Your task: Would you restate the entries below exactly, keeping every line?

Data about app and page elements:
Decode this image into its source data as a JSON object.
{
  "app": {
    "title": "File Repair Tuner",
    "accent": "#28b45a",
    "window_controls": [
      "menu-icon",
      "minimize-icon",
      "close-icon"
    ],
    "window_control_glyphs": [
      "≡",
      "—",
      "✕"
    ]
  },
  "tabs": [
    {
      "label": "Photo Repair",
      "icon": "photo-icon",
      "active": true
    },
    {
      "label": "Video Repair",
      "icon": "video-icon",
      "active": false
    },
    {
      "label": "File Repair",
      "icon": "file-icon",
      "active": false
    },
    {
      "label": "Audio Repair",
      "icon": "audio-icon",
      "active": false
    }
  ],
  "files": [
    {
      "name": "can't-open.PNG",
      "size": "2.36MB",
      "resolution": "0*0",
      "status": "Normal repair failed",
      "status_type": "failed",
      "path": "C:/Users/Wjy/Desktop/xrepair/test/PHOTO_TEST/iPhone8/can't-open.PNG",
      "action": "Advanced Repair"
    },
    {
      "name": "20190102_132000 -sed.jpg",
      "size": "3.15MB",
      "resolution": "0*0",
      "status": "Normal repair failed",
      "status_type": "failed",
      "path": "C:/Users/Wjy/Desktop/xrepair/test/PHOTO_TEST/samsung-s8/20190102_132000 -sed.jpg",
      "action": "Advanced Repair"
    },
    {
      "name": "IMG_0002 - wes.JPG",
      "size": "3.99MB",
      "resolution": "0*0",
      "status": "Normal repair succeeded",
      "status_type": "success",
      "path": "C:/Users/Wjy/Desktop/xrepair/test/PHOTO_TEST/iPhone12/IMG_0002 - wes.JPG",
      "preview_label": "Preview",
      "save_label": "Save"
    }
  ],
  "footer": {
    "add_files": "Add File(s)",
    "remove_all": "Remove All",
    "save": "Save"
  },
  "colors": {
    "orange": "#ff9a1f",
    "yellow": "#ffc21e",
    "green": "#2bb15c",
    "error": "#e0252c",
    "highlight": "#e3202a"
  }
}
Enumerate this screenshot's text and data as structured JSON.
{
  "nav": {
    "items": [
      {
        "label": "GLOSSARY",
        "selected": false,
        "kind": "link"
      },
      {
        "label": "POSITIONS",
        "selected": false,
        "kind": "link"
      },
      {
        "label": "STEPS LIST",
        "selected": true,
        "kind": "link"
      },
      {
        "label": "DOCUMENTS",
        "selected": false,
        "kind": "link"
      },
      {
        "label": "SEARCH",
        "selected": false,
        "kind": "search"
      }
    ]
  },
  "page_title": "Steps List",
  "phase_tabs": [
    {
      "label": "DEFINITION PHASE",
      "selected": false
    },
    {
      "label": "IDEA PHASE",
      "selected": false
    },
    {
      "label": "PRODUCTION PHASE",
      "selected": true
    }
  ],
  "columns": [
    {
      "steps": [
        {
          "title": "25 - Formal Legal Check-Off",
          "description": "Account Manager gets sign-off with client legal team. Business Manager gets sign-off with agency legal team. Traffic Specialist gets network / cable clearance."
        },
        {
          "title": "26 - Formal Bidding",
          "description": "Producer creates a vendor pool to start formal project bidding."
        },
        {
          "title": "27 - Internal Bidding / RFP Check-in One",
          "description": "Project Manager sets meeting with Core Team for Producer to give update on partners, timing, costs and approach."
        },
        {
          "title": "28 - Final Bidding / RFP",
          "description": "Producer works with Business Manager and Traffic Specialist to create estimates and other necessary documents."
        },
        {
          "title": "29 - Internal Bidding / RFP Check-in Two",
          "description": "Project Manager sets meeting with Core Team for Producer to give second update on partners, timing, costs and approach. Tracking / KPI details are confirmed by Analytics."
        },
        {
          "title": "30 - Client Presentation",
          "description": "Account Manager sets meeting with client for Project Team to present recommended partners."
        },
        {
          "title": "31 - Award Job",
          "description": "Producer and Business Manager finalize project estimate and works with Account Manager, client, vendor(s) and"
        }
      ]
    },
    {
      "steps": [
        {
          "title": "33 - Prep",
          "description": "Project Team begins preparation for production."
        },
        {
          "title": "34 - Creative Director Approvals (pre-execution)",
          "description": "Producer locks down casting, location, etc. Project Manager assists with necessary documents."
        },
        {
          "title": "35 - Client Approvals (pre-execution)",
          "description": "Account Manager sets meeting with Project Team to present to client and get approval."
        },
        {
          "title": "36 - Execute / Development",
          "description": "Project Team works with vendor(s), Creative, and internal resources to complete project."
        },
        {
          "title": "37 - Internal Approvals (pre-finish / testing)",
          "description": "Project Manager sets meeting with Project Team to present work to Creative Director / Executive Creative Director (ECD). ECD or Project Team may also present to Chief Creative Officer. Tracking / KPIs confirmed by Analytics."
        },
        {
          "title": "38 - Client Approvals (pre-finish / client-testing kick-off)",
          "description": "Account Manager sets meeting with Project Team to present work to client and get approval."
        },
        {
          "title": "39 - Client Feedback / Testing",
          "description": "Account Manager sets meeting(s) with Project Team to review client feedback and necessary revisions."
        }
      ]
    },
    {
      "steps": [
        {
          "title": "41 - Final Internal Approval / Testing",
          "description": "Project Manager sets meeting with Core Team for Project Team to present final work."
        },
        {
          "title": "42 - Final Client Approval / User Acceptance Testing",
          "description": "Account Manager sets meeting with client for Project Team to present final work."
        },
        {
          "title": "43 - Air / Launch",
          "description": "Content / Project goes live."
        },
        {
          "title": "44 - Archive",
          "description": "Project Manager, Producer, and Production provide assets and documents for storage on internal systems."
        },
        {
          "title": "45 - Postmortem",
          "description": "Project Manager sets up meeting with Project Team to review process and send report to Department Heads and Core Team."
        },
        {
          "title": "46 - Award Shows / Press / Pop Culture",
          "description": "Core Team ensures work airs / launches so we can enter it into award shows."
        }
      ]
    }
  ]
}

Solution below:
Decode this image into its source data as a JSON object.
{
  "app": {
    "title": "File Repair Tuner",
    "accent": "#28b45a",
    "window_controls": [
      "menu-icon",
      "minimize-icon",
      "close-icon"
    ],
    "window_control_glyphs": [
      "≡",
      "—",
      "✕"
    ]
  },
  "tabs": [
    {
      "label": "Photo Repair",
      "icon": "photo-icon",
      "active": true
    },
    {
      "label": "Video Repair",
      "icon": "video-icon",
      "active": false
    },
    {
      "label": "File Repair",
      "icon": "file-icon",
      "active": false
    },
    {
      "label": "Audio Repair",
      "icon": "audio-icon",
      "active": false
    }
  ],
  "files": [
    {
      "name": "can't-open.PNG",
      "size": "2.36MB",
      "resolution": "0*0",
      "status": "Normal repair failed",
      "status_type": "failed",
      "path": "C:/Users/Wjy/Desktop/xrepair/test/PHOTO_TEST/iPhone8/can't-open.PNG",
      "action": "Advanced Repair"
    },
    {
      "name": "20190102_132000 -sed.jpg",
      "size": "3.15MB",
      "resolution": "0*0",
      "status": "Normal repair failed",
      "status_type": "failed",
      "path": "C:/Users/Wjy/Desktop/xrepair/test/PHOTO_TEST/samsung-s8/20190102_132000 -sed.jpg",
      "action": "Advanced Repair"
    },
    {
      "name": "IMG_0002 - wes.JPG",
      "size": "3.99MB",
      "resolution": "0*0",
      "status": "Normal repair succeeded",
      "status_type": "success",
      "path": "C:/Users/Wjy/Desktop/xrepair/test/PHOTO_TEST/iPhone12/IMG_0002 - wes.JPG",
      "preview_label": "Preview",
      "save_label": "Save"
    }
  ],
  "footer": {
    "add_files": "Add File(s)",
    "remove_all": "Remove All",
    "save": "Save"
  },
  "colors": {
    "orange": "#ff9a1f",
    "yellow": "#ffc21e",
    "green": "#2bb15c",
    "error": "#e0252c",
    "highlight": "#e3202a"
  }
}
Enumerate this screenshot's text and data as structured JSON.
{
  "nav": {
    "items": [
      {
        "label": "GLOSSARY",
        "selected": false,
        "kind": "link"
      },
      {
        "label": "POSITIONS",
        "selected": false,
        "kind": "link"
      },
      {
        "label": "STEPS LIST",
        "selected": true,
        "kind": "link"
      },
      {
        "label": "DOCUMENTS",
        "selected": false,
        "kind": "link"
      },
      {
        "label": "SEARCH",
        "selected": false,
        "kind": "search"
      }
    ]
  },
  "page_title": "Steps List",
  "phase_tabs": [
    {
      "label": "DEFINITION PHASE",
      "selected": false
    },
    {
      "label": "IDEA PHASE",
      "selected": false
    },
    {
      "label": "PRODUCTION PHASE",
      "selected": true
    }
  ],
  "columns": [
    {
      "steps": [
        {
          "title": "25 - Formal Legal Check-Off",
          "description": "Account Manager gets sign-off with client legal team. Business Manager gets sign-off with agency legal team. Traffic Specialist gets network / cable clearance."
        },
        {
          "title": "26 - Formal Bidding",
          "description": "Producer creates a vendor pool to start formal project bidding."
        },
        {
          "title": "27 - Internal Bidding / RFP Check-in One",
          "description": "Project Manager sets meeting with Core Team for Producer to give update on partners, timing, costs and approach."
        },
        {
          "title": "28 - Final Bidding / RFP",
          "description": "Producer works with Business Manager and Traffic Specialist to create estimates and other necessary documents."
        },
        {
          "title": "29 - Internal Bidding / RFP Check-in Two",
          "description": "Project Manager sets meeting with Core Team for Producer to give second update on partners, timing, costs and approach. Tracking / KPI details are confirmed by Analytics."
        },
        {
          "title": "30 - Client Presentation",
          "description": "Account Manager sets meeting with client for Project Team to present recommended partners."
        },
        {
          "title": "31 - Award Job",
          "description": "Producer and Business Manager finalize project estimate and works with Account Manager, client, vendor(s) and"
        }
      ]
    },
    {
      "steps": [
        {
          "title": "33 - Prep",
          "description": "Project Team begins preparation for production."
        },
        {
          "title": "34 - Creative Director Approvals (pre-execution)",
          "description": "Producer locks down casting, location, etc. Project Manager assists with necessary documents."
        },
        {
          "title": "35 - Client Approvals (pre-execution)",
          "description": "Account Manager sets meeting with Project Team to present to client and get approval."
        },
        {
          "title": "36 - Execute / Development",
          "description": "Project Team works with vendor(s), Creative, and internal resources to complete project."
        },
        {
          "title": "37 - Internal Approvals (pre-finish / testing)",
          "description": "Project Manager sets meeting with Project Team to present work to Creative Director / Executive Creative Director (ECD). ECD or Project Team may also present to Chief Creative Officer. Tracking / KPIs confirmed by Analytics."
        },
        {
          "title": "38 - Client Approvals (pre-finish / client-testing kick-off)",
          "description": "Account Manager sets meeting with Project Team to present work to client and get approval."
        },
        {
          "title": "39 - Client Feedback / Testing",
          "description": "Account Manager sets meeting(s) with Project Team to review client feedback and necessary revisions."
        }
      ]
    },
    {
      "steps": [
        {
          "title": "41 - Final Internal Approval / Testing",
          "description": "Project Manager sets meeting with Core Team for Project Team to present final work."
        },
        {
          "title": "42 - Final Client Approval / User Acceptance Testing",
          "description": "Account Manager sets meeting with client for Project Team to present final work."
        },
        {
          "title": "43 - Air / Launch",
          "description": "Content / Project goes live."
        },
        {
          "title": "44 - Archive",
          "description": "Project Manager, Producer, and Production provide assets and documents for storage on internal systems."
        },
        {
          "title": "45 - Postmortem",
          "description": "Project Manager sets up meeting with Project Team to review process and send report to Department Heads and Core Team."
        },
        {
          "title": "46 - Award Shows / Press / Pop Culture",
          "description": "Core Team ensures work airs / launches so we can enter it into award shows."
        }
      ]
    }
  ]
}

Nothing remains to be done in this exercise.